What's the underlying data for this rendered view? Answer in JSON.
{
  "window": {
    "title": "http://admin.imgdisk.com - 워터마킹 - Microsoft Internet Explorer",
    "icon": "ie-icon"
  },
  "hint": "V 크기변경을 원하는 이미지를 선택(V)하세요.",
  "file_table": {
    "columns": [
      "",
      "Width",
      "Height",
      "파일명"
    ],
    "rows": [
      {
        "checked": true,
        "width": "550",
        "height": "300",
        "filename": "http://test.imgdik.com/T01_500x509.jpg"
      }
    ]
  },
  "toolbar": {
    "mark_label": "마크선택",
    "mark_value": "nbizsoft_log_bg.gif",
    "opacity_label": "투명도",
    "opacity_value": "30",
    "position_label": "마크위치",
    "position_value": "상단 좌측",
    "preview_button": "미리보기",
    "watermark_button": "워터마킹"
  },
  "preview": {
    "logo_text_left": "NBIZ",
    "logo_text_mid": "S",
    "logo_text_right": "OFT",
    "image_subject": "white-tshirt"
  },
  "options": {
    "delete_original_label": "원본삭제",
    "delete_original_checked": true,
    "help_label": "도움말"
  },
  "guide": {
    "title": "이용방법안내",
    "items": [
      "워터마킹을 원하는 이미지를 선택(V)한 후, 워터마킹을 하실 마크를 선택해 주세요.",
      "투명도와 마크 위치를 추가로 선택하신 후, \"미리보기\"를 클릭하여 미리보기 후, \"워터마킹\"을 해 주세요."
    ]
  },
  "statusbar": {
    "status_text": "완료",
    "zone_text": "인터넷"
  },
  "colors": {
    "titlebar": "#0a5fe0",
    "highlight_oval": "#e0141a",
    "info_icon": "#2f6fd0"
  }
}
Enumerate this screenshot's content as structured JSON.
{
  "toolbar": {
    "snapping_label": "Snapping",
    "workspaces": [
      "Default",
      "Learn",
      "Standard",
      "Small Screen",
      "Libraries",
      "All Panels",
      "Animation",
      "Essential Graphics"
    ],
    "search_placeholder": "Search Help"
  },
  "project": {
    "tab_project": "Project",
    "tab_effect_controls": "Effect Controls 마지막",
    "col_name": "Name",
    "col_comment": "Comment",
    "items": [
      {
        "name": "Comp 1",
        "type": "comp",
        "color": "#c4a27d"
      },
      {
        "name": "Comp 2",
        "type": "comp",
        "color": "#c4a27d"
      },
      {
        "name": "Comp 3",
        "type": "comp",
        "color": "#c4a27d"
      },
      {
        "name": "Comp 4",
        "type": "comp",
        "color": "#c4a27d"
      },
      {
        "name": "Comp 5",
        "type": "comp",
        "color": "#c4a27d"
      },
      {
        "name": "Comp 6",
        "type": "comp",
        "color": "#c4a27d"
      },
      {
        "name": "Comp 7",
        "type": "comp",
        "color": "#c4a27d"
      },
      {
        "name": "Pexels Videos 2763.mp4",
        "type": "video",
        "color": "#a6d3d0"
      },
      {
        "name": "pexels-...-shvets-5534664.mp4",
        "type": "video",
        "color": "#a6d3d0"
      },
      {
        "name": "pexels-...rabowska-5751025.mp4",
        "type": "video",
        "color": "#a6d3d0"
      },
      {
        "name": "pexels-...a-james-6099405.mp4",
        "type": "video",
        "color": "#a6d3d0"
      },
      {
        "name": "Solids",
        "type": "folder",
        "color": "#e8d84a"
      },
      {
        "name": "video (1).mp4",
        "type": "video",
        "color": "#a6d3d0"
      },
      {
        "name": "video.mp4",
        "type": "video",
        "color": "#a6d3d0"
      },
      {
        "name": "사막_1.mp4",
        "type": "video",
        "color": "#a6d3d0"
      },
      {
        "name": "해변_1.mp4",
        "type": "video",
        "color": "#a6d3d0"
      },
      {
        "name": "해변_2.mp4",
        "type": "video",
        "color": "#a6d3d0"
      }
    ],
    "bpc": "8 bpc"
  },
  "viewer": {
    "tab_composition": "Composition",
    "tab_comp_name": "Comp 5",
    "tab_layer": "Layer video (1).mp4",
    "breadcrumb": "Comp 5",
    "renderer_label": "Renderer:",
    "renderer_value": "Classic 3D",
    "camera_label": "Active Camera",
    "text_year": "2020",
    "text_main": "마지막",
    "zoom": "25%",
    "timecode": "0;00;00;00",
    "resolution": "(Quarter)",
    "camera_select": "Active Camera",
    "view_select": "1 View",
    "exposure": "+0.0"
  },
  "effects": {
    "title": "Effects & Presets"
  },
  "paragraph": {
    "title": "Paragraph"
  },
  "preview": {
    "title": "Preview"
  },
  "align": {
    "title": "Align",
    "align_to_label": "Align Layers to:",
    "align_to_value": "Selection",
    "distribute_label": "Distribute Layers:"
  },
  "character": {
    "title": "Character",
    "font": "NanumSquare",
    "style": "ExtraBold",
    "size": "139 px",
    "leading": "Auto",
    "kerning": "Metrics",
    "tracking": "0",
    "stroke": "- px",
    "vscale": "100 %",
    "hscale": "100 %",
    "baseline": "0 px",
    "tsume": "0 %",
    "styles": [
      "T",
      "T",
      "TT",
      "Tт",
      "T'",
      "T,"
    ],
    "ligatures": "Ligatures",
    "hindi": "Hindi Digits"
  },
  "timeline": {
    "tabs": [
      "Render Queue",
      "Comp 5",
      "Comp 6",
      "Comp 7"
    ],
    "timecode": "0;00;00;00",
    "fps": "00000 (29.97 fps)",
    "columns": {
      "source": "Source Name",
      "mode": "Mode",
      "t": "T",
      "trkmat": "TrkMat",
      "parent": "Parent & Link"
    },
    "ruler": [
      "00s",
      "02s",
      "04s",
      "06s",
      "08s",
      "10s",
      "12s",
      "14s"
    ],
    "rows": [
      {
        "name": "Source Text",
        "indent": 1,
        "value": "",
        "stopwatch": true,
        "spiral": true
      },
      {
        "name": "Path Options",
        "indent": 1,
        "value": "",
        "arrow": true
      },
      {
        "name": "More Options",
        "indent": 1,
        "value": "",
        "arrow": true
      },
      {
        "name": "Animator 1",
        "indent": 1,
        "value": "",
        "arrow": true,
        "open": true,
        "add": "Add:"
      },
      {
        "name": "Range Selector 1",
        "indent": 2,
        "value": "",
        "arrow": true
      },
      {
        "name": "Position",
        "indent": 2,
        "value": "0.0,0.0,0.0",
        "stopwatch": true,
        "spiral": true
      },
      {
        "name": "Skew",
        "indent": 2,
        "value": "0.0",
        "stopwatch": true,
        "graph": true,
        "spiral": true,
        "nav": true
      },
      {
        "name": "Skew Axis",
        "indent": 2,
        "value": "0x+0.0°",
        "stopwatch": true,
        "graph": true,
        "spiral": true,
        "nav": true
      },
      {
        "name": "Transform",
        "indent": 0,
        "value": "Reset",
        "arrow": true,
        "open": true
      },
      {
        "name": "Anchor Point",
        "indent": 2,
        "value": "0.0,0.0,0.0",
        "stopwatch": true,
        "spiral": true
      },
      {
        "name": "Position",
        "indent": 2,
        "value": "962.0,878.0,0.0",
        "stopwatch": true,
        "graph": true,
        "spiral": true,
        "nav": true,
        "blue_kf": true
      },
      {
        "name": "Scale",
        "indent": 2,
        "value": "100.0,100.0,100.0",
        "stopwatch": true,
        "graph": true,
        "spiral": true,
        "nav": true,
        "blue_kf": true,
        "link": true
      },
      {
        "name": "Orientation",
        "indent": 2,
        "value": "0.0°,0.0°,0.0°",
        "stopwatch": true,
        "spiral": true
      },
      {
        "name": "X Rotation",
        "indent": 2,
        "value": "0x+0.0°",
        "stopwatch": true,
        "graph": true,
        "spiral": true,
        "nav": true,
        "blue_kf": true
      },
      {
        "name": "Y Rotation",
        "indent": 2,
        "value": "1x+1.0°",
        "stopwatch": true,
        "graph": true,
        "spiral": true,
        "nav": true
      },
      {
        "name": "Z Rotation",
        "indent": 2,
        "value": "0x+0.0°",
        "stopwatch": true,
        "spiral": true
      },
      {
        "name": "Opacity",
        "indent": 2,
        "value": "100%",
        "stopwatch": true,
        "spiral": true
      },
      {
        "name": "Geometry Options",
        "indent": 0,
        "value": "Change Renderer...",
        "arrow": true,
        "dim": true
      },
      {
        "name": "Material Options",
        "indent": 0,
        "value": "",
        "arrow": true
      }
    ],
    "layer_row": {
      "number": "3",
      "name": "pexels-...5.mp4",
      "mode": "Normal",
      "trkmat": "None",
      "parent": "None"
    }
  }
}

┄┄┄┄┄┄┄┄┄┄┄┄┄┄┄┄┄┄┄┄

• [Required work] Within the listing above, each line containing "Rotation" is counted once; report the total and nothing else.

• [Final answer] 3